Hepatitis D is a disease caused by a small circular RNA virus (hepatitis delta virus or hepatitis D, HDV). The HDV is regarded as a subset virus satellite, because it can spread only in the presence of another virus, the hepatitis B virus (HBV). The transmission of HDV can occur either through a simultaneous infection by HBV (co-infection) or by infecting someone who already has one carrier of hepatitis B (infection). Whether a co-infection or a superinfection HDV is responsible for more serious complications in cases of infection with HBV alone. Among these complications citing a higher probability of developing liver failure in acute infections and increased risk of developing liver cancer in chronic infections. In combination with the hepatitis B virus, hepatitis D is responsible for the highest mortality rate of all viral hepatitis or 20%.
Structure of the genome and similarities with viroids
The genome of HDV is in the form of a single strand of RNA circular and sealed, wrapped in the negative sense. Due to a sequence of nucleotides that is 70% self-complementary, the genome of HDV form a structure RNA partially double strand which is described as a structure to stick. With a genome of about 1700 nucleotides, HDV is the smallest "virus" capable known to infect animals. However, it was suggested that HDV could find its origin in a class of viruses infecting plants and called viroids. The evidence advanced to support this hypothesis stem from the fact that HDV and viroids have a structure of simple strand of RNA and closed circular-shaped stick. Similarly, HDV and viroids contain RNA sequences capable of exercising the catalytic activity of structures called ribozymes. During viral replication, these are catalytic RNA necessary to produce copies unit fragments of RNA genome before the assembly. Finally, neither the HDV or viroids are able to encode their own polymerases. Failing that, for their replication and viroids HDV require a host of which they can use the RNA polymerase as a matrix. Based on circumstantial evidence, RNA polymerase II was involved in the replication of HDV. Normally, RNA polymerase II uses DNA as a substrate and produces mRNA. Therefore, if the HDV actually uses RNA polymerase II during its replication, it would be the only pathogen known able to convert a DNA polymerase dependent on RNA polymerase dependent.

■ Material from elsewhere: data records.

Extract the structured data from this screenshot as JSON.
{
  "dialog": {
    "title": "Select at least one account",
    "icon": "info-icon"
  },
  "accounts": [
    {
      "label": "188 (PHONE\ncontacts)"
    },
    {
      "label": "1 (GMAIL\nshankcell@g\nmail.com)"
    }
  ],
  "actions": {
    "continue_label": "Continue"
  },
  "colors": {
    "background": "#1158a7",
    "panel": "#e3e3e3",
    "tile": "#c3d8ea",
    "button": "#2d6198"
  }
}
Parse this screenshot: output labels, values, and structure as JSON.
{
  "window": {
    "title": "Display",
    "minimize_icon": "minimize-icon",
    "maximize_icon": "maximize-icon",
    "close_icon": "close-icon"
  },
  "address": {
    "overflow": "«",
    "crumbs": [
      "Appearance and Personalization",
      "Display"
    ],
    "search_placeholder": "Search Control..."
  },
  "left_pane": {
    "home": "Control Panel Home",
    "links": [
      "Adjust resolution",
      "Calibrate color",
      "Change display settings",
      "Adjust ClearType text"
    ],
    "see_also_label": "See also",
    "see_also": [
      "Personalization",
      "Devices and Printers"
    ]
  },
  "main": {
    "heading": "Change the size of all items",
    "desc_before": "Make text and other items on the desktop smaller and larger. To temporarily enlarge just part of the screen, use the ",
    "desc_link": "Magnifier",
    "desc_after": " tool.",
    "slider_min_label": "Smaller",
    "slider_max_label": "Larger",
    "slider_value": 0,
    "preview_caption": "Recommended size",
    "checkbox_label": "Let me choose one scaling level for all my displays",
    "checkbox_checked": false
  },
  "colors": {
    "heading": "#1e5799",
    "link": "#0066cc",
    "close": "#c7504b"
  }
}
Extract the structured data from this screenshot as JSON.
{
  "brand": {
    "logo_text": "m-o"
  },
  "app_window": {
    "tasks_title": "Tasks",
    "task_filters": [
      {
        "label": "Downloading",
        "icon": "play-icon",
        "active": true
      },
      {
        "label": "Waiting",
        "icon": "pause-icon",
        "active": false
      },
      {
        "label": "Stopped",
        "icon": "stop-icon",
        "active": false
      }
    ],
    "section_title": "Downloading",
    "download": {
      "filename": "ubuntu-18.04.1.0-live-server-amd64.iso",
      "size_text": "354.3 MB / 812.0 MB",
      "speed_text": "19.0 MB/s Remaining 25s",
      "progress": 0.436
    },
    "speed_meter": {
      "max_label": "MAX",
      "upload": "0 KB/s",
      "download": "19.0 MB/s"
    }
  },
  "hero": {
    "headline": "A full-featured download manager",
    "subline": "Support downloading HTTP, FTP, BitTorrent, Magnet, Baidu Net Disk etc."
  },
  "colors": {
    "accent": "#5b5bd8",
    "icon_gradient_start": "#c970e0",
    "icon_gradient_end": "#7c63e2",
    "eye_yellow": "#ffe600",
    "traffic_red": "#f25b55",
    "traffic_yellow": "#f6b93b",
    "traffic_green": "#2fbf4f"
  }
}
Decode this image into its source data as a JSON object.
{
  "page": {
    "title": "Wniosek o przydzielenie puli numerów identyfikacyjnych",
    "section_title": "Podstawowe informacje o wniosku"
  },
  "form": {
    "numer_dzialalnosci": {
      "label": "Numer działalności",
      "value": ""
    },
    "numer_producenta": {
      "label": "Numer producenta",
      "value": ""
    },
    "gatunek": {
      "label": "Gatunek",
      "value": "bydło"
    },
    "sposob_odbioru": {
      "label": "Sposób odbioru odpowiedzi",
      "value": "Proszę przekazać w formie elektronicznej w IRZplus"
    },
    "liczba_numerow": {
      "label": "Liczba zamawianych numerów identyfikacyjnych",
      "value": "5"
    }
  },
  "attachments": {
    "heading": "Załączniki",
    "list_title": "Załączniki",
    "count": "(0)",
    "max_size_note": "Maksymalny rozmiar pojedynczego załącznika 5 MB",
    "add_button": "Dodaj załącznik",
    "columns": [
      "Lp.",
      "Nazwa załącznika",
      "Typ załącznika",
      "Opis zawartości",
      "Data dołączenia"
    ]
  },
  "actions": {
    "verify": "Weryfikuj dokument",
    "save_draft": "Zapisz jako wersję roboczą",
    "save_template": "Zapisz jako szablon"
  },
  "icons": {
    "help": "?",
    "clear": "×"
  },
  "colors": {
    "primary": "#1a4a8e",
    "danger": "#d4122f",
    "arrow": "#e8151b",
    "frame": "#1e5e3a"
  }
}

A significant difference between viroids and HDV is the fact that while viroids do not produce proteins, HDV produces two proteins called the small and large delta antigen (HDAg-HDAg-S and L, respectively). These two proteins are produced from the opening and reading a single matrix. They are the same for 195 amino acids and differ only in the presence of 19 additional amino acids at the end of HDAg C-L. Although 90% of their identical sequences, these two proteins play different roles during an infection. The HDAg-S is produced in the early stages of infection and it is essential to viral replication. HDAg-L, however, is produced during the latter stages of infection, it acts as an inhibitor of viral replication, and it is essential for the assembly of viral particles.
Read also Hepatitis A, Hepatitis C, Hepatitis B